**Exercise:** Word for word, give again the lines of the material below, from the one holding "Extract the structured" to the last, with nothing added.

**Dataset extract:**
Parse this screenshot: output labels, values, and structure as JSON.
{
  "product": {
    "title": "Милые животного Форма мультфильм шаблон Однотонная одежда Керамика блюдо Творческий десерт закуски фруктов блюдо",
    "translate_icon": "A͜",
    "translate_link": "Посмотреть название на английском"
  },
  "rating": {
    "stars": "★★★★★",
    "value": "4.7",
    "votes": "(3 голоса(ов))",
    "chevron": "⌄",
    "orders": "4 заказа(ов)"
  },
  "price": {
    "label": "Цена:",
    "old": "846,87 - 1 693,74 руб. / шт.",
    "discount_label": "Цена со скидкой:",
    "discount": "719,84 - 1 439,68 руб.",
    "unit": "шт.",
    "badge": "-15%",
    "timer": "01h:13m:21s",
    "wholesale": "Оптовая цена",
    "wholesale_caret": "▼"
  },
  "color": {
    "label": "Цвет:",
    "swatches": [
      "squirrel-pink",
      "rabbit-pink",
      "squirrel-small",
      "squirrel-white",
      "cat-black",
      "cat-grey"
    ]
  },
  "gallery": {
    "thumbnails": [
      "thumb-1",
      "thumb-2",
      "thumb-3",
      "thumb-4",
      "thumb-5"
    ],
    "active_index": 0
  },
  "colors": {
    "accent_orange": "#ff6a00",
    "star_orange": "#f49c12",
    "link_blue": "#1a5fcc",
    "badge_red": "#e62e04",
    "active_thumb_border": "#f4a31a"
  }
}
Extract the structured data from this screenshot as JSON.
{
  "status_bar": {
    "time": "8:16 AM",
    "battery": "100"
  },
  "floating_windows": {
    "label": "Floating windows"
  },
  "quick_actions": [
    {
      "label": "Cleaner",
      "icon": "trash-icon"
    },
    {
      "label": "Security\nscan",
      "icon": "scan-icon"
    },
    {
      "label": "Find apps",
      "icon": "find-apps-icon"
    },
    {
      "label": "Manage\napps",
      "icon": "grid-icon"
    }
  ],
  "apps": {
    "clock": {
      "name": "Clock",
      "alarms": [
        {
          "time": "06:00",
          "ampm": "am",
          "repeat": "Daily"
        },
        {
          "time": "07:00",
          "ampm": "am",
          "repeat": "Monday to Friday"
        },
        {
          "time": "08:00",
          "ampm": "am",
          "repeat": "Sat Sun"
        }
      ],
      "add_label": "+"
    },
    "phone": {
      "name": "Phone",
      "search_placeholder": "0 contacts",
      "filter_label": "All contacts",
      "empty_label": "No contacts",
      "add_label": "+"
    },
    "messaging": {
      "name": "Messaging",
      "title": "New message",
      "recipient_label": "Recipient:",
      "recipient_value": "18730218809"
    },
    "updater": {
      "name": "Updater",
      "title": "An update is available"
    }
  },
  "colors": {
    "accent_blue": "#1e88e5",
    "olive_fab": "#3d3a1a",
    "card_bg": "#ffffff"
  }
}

**Task result:**
Extract the structured data from this screenshot as JSON.
{
  "status_bar": {
    "time": "8:16 AM",
    "battery": "100"
  },
  "floating_windows": {
    "label": "Floating windows"
  },
  "quick_actions": [
    {
      "label": "Cleaner",
      "icon": "trash-icon"
    },
    {
      "label": "Security\nscan",
      "icon": "scan-icon"
    },
    {
      "label": "Find apps",
      "icon": "find-apps-icon"
    },
    {
      "label": "Manage\napps",
      "icon": "grid-icon"
    }
  ],
  "apps": {
    "clock": {
      "name": "Clock",
      "alarms": [
        {
          "time": "06:00",
          "ampm": "am",
          "repeat": "Daily"
        },
        {
          "time": "07:00",
          "ampm": "am",
          "repeat": "Monday to Friday"
        },
        {
          "time": "08:00",
          "ampm": "am",
          "repeat": "Sat Sun"
        }
      ],
      "add_label": "+"
    },
    "phone": {
      "name": "Phone",
      "search_placeholder": "0 contacts",
      "filter_label": "All contacts",
      "empty_label": "No contacts",
      "add_label": "+"
    },
    "messaging": {
      "name": "Messaging",
      "title": "New message",
      "recipient_label": "Recipient:",
      "recipient_value": "18730218809"
    },
    "updater": {
      "name": "Updater",
      "title": "An update is available"
    }
  },
  "colors": {
    "accent_blue": "#1e88e5",
    "olive_fab": "#3d3a1a",
    "card_bg": "#ffffff"
  }
}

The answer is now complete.